When applying for a student visa, it is important to demonstrate an academic plan that you have thought about and can articulate. The visa officer usually gets at this issue by asking you why you chose a particular university and why you chose “X” program at that university. They are not questioning the validity of the University or the program; they are trying to determine how clear you are with your academic plans and goals.
Before going for a visa interview, it’s quite important to gather information about the programs, courses and other details offered on the school website and have enough information about the school. Recently a student during a visa interview was asked, “What do you want to study at X university?” The student said, “Computer Science, software development.” The visa officer asked if X university had a software development program. The student was not sure. The student did not receive a visa. This shows how important it is for you to be able to articulate academic reasons for choosing the university and that specific program at the university.
Familiarize yourself with UC San Diego Division of Extended Studies before you go for your visa interview by visiting our website.
What if you’re refused a visa?
If your application is refused, the Consular Officer is required to give you an explanation in writing. You do have the right to apply a second time, but if you reapply, make sure to prepare much more carefully. The Consular Officer will want to see new evidence sufficient to overcome the reasons for the first denial.

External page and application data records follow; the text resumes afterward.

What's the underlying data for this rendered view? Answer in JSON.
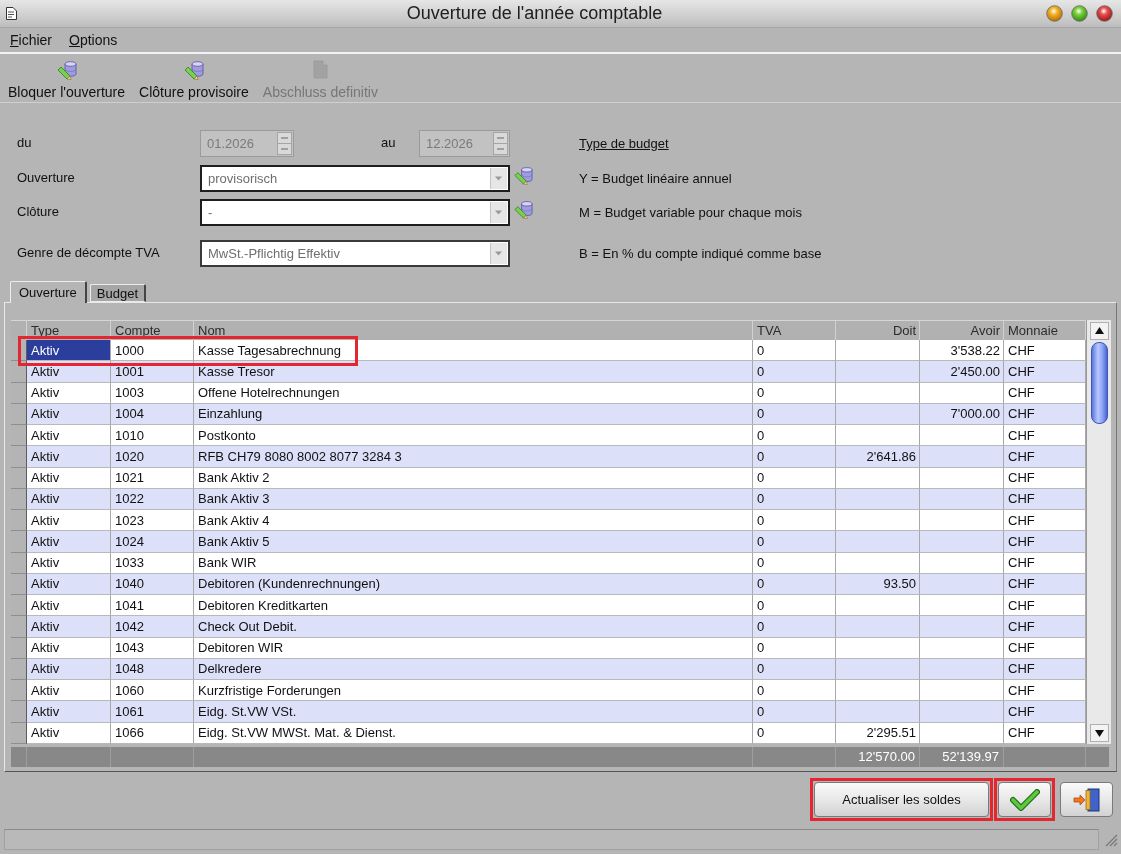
{
  "window": {
    "title": "Ouverture de l'année comptable"
  },
  "menu": [
    {
      "label": "Fichier"
    },
    {
      "label": "Options"
    }
  ],
  "toolbar": [
    {
      "label": "Bloquer l'ouverture",
      "disabled": false
    },
    {
      "label": "Clôture provisoire",
      "disabled": false
    },
    {
      "label": "Abschluss definitiv",
      "disabled": true
    }
  ],
  "form": {
    "period": {
      "from_label": "du",
      "from_value": "01.2026",
      "to_label": "au",
      "to_value": "12.2026"
    },
    "fields": [
      {
        "label": "Ouverture",
        "value": "provisorisch",
        "has_action": true
      },
      {
        "label": "Clôture",
        "value": "-",
        "has_action": true
      },
      {
        "label": "Genre de décompte TVA",
        "value": "MwSt.-Pflichtig Effektiv",
        "has_action": false
      }
    ],
    "budget_legend": {
      "title": "Type de budget",
      "lines": [
        "Y = Budget linéaire annuel",
        "M = Budget variable pour chaque mois",
        "B = En % du compte indiqué comme base"
      ]
    }
  },
  "tabs": [
    {
      "label": "Ouverture",
      "selected": true
    },
    {
      "label": "Budget",
      "selected": false
    }
  ],
  "table": {
    "columns": [
      {
        "label": "Type"
      },
      {
        "label": "Compte"
      },
      {
        "label": "Nom"
      },
      {
        "label": "TVA"
      },
      {
        "label": "Doit"
      },
      {
        "label": "Avoir"
      },
      {
        "label": "Monnaie"
      }
    ],
    "rows": [
      {
        "type": "Aktiv",
        "account": "1000",
        "name": "Kasse Tagesabrechnung",
        "vat": "0",
        "credit": "3'538.22",
        "currency": "CHF",
        "selected": true,
        "highlighted": true
      },
      {
        "type": "Aktiv",
        "account": "1001",
        "name": "Kasse Tresor",
        "vat": "0",
        "credit": "2'450.00",
        "currency": "CHF",
        "selected": false,
        "highlighted": false
      },
      {
        "type": "Aktiv",
        "account": "1003",
        "name": "Offene Hotelrechnungen",
        "vat": "0",
        "currency": "CHF",
        "selected": false,
        "highlighted": false
      },
      {
        "type": "Aktiv",
        "account": "1004",
        "name": "Einzahlung",
        "vat": "0",
        "credit": "7'000.00",
        "currency": "CHF",
        "selected": false,
        "highlighted": false
      },
      {
        "type": "Aktiv",
        "account": "1010",
        "name": "Postkonto",
        "vat": "0",
        "currency": "CHF",
        "selected": false,
        "highlighted": false
      },
      {
        "type": "Aktiv",
        "account": "1020",
        "name": "RFB CH79 8080 8002 8077 3284 3",
        "vat": "0",
        "debit": "2'641.86",
        "currency": "CHF",
        "selected": false,
        "highlighted": false
      },
      {
        "type": "Aktiv",
        "account": "1021",
        "name": "Bank Aktiv 2",
        "vat": "0",
        "currency": "CHF",
        "selected": false,
        "highlighted": false
      },
      {
        "type": "Aktiv",
        "account": "1022",
        "name": "Bank Aktiv 3",
        "vat": "0",
        "currency": "CHF",
        "selected": false,
        "highlighted": false
      },
      {
        "type": "Aktiv",
        "account": "1023",
        "name": "Bank Aktiv 4",
        "vat": "0",
        "currency": "CHF",
        "selected": false,
        "highlighted": false
      },
      {
        "type": "Aktiv",
        "account": "1024",
        "name": "Bank Aktiv 5",
        "vat": "0",
        "currency": "CHF",
        "selected": false,
        "highlighted": false
      },
      {
        "type": "Aktiv",
        "account": "1033",
        "name": "Bank WIR",
        "vat": "0",
        "currency": "CHF",
        "selected": false,
        "highlighted": false
      },
      {
        "type": "Aktiv",
        "account": "1040",
        "name": "Debitoren (Kundenrechnungen)",
        "vat": "0",
        "debit": "93.50",
        "currency": "CHF",
        "selected": false,
        "highlighted": false
      },
      {
        "type": "Aktiv",
        "account": "1041",
        "name": "Debitoren Kreditkarten",
        "vat": "0",
        "currency": "CHF",
        "selected": false,
        "highlighted": false
      },
      {
        "type": "Aktiv",
        "account": "1042",
        "name": "Check Out Debit.",
        "vat": "0",
        "currency": "CHF",
        "selected": false,
        "highlighted": false
      },
      {
        "type": "Aktiv",
        "account": "1043",
        "name": "Debitoren WIR",
        "vat": "0",
        "currency": "CHF",
        "selected": false,
        "highlighted": false
      },
      {
        "type": "Aktiv",
        "account": "1048",
        "name": "Delkredere",
        "vat": "0",
        "currency": "CHF",
        "selected": false,
        "highlighted": false
      },
      {
        "type": "Aktiv",
        "account": "1060",
        "name": "Kurzfristige Forderungen",
        "vat": "0",
        "currency": "CHF",
        "selected": false,
        "highlighted": false
      },
      {
        "type": "Aktiv",
        "account": "1061",
        "name": "Eidg. St.VW VSt.",
        "vat": "0",
        "currency": "CHF",
        "selected": false,
        "highlighted": false
      },
      {
        "type": "Aktiv",
        "account": "1066",
        "name": "Eidg. St.VW MWSt. Mat. & Dienst.",
        "vat": "0",
        "debit": "2'295.51",
        "currency": "CHF",
        "selected": false,
        "highlighted": false
      }
    ],
    "totals": {
      "debit": "12'570.00",
      "credit": "52'139.97"
    }
  },
  "buttons": [
    {
      "kind": "text",
      "label": "Actualiser les soldes",
      "highlighted": true
    },
    {
      "kind": "confirm",
      "highlighted": true
    },
    {
      "kind": "exit",
      "highlighted": false
    }
  ]
}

If you have given careful thought to your educational goals and if you have reasonable career plans, the visa interview is an opportunity for you to prove that you’re ready to take the next big step in your education and in your life: study in the U.S.A.